Review the material and extract every line in which the word "author" occurs.

* _Supplied records_:
+ + + + +

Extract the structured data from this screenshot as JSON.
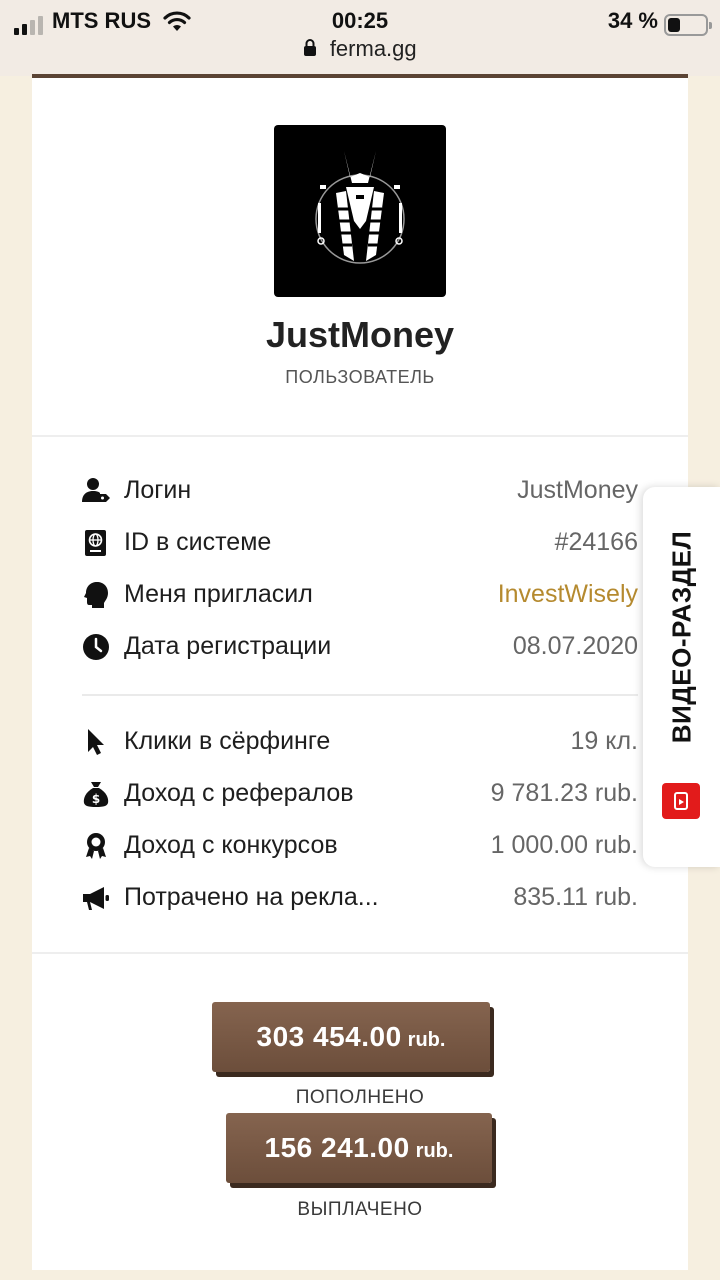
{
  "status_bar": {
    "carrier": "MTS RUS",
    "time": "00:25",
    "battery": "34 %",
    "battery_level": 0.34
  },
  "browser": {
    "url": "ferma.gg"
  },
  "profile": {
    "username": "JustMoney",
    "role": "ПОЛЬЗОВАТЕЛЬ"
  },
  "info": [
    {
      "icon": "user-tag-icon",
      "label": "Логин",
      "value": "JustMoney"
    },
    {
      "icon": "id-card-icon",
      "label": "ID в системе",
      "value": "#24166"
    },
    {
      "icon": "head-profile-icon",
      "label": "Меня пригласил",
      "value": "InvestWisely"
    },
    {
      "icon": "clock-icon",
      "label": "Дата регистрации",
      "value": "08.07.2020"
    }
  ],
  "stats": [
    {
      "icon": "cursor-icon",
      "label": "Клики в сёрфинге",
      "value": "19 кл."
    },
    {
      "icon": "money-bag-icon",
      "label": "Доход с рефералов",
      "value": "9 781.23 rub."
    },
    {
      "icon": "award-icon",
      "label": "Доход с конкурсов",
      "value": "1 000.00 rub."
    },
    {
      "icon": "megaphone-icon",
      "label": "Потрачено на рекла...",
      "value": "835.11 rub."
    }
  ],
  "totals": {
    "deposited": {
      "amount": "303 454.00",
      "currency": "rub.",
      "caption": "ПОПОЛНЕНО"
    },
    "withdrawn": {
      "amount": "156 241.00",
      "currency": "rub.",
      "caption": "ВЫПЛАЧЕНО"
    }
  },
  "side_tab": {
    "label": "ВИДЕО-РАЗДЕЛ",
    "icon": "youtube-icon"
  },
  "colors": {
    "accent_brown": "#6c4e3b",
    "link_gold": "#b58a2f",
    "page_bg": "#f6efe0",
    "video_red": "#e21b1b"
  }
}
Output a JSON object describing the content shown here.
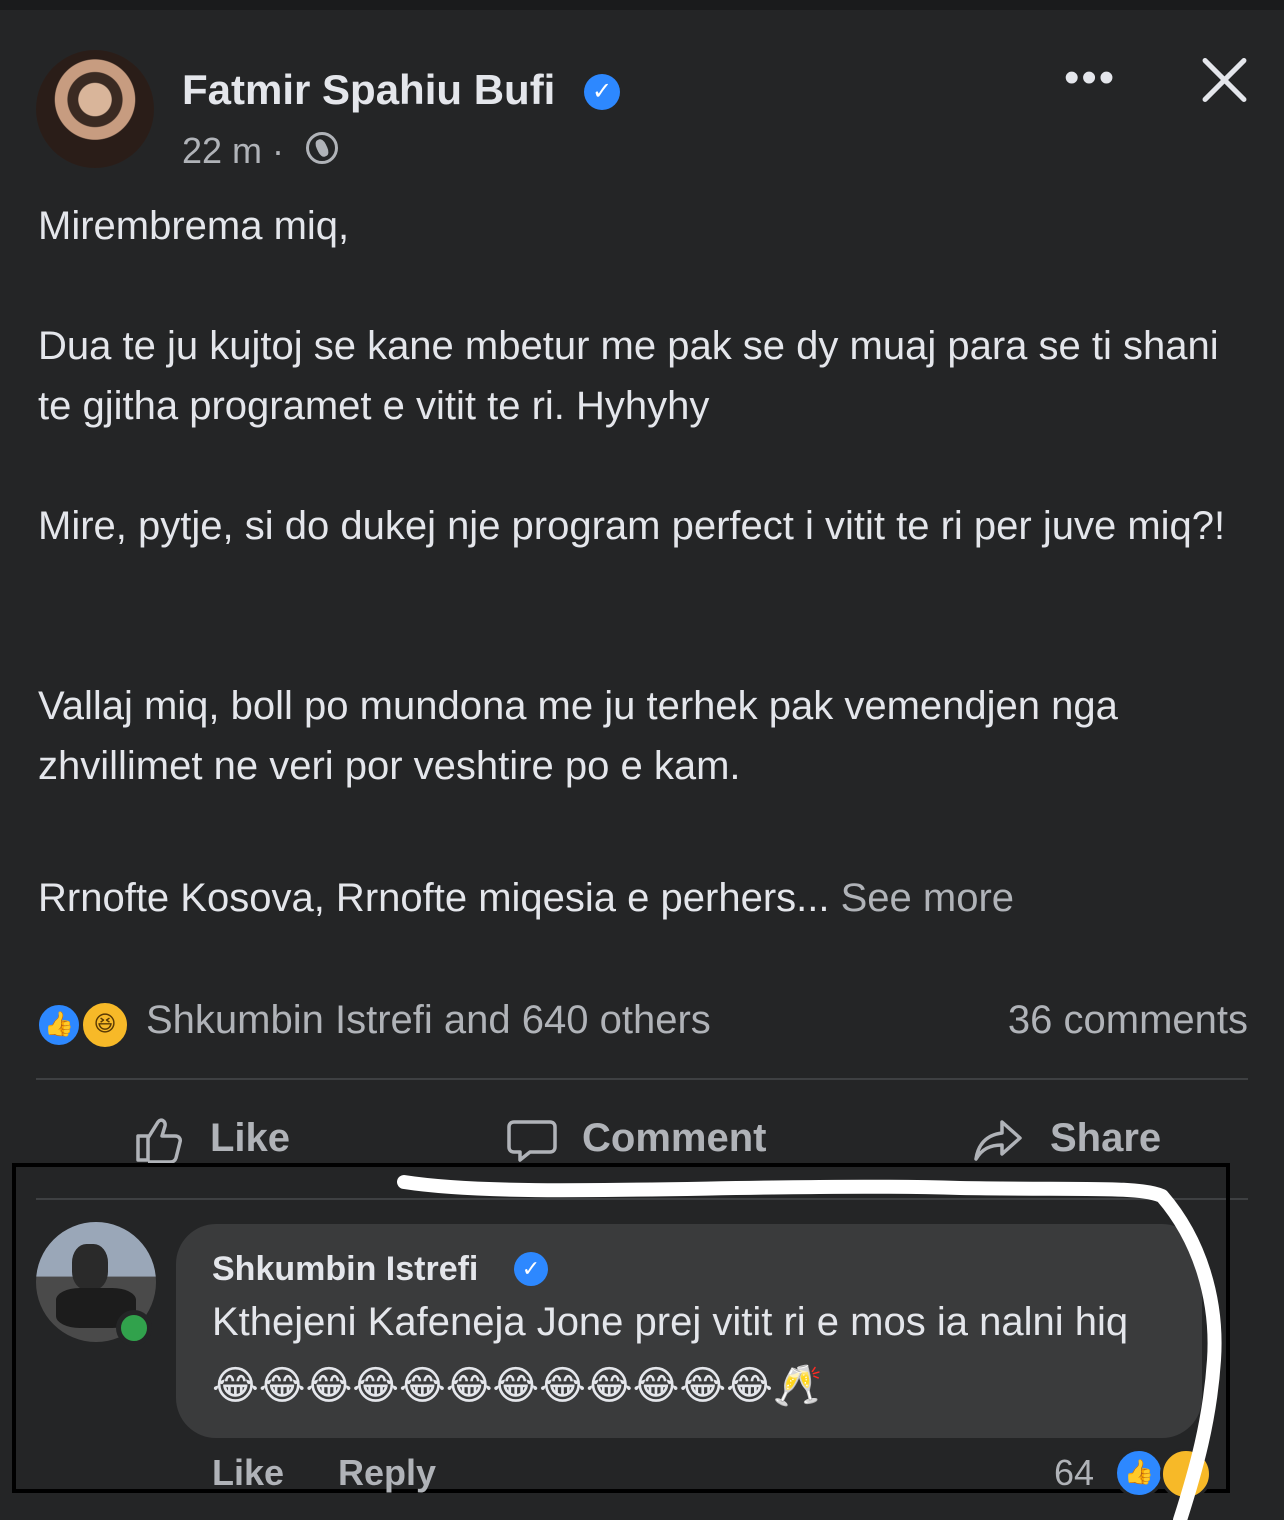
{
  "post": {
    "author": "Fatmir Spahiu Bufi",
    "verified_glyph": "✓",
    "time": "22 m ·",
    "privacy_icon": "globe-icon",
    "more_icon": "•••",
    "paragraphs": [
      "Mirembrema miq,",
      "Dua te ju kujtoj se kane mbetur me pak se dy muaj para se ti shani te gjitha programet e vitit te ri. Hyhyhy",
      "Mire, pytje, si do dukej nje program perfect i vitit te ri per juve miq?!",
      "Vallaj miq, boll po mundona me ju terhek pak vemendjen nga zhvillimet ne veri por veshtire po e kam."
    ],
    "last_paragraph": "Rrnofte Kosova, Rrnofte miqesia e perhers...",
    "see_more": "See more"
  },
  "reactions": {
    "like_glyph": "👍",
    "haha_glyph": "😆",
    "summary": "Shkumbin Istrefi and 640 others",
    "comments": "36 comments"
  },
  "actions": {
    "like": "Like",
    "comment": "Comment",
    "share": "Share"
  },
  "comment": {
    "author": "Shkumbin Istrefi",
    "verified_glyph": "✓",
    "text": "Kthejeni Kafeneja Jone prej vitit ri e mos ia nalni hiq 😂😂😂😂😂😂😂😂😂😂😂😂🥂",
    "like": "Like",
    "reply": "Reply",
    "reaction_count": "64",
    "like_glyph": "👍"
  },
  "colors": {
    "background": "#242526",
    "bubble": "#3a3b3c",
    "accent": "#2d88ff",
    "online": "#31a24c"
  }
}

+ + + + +

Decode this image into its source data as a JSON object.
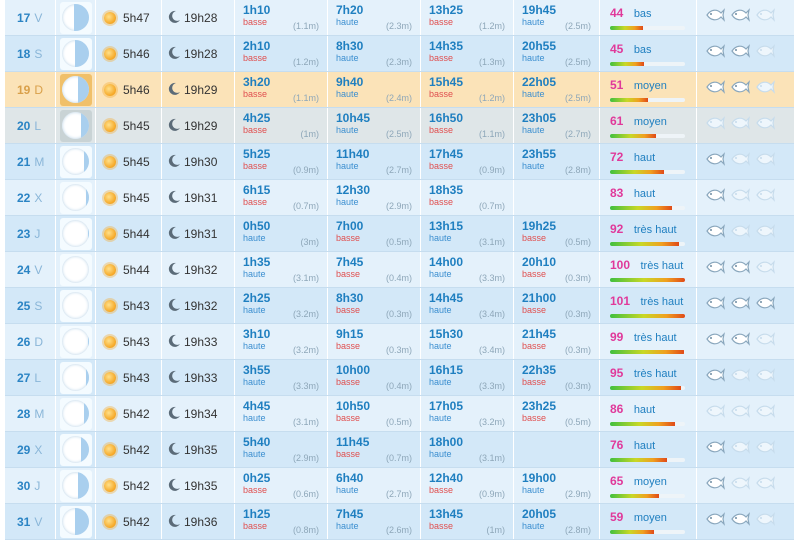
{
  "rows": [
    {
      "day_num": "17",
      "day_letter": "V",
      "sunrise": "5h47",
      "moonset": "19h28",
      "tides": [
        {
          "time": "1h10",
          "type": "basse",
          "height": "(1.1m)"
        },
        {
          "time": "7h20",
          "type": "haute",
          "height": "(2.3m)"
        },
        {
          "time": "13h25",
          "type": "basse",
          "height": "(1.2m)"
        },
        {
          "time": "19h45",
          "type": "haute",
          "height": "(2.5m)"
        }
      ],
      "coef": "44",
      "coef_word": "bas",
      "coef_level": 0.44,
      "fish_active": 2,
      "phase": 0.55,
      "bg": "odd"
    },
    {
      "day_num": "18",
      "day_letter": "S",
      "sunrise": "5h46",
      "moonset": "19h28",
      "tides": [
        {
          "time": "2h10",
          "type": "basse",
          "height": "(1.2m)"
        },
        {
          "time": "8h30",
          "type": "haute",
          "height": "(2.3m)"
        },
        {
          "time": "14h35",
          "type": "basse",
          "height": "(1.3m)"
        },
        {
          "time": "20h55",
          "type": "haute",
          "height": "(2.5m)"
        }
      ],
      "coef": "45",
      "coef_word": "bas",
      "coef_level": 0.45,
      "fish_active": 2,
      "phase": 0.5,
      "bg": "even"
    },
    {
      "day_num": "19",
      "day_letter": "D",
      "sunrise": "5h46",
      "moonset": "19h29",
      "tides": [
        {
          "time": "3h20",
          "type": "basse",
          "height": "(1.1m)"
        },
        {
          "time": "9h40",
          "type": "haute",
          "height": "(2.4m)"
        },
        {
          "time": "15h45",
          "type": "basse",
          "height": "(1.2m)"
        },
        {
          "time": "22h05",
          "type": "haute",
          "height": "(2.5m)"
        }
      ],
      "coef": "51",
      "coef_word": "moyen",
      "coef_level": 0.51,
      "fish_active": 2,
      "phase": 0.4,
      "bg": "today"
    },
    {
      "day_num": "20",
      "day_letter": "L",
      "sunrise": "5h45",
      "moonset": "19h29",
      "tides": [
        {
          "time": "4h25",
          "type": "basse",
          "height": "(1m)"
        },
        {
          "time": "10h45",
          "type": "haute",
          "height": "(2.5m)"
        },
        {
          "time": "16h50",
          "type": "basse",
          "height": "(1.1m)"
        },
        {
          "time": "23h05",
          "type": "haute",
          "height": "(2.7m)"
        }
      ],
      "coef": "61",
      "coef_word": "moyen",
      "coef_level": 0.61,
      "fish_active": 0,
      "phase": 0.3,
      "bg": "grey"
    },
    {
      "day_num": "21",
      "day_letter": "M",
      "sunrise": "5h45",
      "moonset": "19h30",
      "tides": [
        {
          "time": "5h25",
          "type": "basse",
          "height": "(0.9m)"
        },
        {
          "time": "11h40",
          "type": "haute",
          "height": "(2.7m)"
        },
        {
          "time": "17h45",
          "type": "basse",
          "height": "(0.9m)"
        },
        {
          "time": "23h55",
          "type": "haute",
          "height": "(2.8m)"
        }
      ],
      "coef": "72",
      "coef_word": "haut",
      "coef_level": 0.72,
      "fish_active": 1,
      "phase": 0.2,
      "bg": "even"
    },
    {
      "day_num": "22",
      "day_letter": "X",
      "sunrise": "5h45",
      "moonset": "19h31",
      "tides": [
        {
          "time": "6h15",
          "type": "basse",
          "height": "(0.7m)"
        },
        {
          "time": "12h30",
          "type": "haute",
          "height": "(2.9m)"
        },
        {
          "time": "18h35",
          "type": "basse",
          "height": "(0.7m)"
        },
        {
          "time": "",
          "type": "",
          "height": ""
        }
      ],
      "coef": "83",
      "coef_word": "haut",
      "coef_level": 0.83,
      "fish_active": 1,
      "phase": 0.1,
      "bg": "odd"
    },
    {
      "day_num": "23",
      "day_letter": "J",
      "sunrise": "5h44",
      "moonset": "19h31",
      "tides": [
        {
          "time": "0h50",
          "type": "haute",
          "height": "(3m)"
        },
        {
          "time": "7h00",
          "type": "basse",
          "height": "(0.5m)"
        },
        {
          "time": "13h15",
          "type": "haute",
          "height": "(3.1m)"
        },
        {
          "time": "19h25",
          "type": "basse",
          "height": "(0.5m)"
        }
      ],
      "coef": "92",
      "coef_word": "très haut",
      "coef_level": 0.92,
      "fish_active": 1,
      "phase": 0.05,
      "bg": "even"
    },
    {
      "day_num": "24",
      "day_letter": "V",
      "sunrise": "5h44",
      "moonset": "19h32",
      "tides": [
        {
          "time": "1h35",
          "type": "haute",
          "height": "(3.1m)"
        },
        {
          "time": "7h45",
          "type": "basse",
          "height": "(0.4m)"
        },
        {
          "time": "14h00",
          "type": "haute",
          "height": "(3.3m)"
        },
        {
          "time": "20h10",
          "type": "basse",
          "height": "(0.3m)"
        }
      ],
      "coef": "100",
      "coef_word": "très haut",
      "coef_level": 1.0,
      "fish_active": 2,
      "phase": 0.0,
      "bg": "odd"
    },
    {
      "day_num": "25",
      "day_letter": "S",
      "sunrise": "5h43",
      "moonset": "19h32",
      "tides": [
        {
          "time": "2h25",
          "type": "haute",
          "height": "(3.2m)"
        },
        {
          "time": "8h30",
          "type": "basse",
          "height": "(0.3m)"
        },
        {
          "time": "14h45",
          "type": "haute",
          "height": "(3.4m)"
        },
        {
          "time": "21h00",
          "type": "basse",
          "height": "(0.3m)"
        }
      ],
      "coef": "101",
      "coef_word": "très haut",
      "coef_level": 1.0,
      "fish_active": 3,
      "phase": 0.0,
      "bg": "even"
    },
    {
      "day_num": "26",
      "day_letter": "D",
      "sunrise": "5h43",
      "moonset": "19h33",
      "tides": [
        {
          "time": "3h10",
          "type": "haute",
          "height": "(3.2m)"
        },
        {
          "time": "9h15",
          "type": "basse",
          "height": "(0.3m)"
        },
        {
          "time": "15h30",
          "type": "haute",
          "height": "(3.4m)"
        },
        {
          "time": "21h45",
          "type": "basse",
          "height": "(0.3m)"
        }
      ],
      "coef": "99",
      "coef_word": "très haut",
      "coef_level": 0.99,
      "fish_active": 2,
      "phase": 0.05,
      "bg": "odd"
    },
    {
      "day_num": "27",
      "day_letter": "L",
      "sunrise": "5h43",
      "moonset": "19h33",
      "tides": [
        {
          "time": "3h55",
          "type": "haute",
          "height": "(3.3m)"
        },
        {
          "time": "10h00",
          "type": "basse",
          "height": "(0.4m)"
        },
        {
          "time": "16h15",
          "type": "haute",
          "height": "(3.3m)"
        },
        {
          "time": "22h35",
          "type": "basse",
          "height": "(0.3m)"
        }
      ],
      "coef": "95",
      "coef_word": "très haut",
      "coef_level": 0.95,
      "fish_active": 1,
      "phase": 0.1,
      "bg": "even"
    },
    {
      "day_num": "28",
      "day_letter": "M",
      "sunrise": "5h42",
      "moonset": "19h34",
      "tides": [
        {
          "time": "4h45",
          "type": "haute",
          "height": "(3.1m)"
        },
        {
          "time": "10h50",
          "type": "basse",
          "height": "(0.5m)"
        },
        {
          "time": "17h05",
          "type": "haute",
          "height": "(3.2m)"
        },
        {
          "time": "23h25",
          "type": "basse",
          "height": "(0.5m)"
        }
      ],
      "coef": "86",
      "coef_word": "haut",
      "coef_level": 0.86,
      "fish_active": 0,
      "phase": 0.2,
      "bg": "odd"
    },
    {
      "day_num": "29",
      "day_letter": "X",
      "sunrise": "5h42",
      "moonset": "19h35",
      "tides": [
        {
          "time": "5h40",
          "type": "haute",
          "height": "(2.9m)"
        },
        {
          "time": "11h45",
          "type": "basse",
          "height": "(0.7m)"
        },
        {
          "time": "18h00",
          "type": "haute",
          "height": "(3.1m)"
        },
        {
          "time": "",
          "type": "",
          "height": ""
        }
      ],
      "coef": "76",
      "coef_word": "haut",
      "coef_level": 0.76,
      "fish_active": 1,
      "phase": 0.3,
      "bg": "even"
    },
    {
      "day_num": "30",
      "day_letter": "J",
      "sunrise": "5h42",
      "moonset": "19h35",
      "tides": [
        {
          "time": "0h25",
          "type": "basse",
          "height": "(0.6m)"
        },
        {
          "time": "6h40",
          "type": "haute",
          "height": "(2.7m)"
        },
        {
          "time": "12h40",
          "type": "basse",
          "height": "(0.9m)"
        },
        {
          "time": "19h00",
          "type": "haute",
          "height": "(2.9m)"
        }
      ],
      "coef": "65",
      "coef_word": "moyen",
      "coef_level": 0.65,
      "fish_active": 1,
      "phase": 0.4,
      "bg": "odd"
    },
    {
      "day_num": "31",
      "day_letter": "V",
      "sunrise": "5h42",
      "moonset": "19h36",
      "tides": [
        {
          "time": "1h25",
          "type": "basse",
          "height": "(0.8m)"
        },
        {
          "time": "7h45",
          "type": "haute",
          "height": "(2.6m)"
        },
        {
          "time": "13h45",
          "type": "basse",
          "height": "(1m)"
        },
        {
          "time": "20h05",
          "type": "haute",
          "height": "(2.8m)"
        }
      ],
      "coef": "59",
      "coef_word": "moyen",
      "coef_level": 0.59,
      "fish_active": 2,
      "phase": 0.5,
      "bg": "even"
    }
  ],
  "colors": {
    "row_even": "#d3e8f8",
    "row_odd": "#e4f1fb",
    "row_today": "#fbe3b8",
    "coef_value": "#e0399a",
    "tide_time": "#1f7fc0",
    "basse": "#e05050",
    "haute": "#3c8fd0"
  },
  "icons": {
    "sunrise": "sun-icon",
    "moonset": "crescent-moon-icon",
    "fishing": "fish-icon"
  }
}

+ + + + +

* _Result_:
    "author": "Fatmir Spahiu Bufi",
    "author": "Shkumbin Istrefi",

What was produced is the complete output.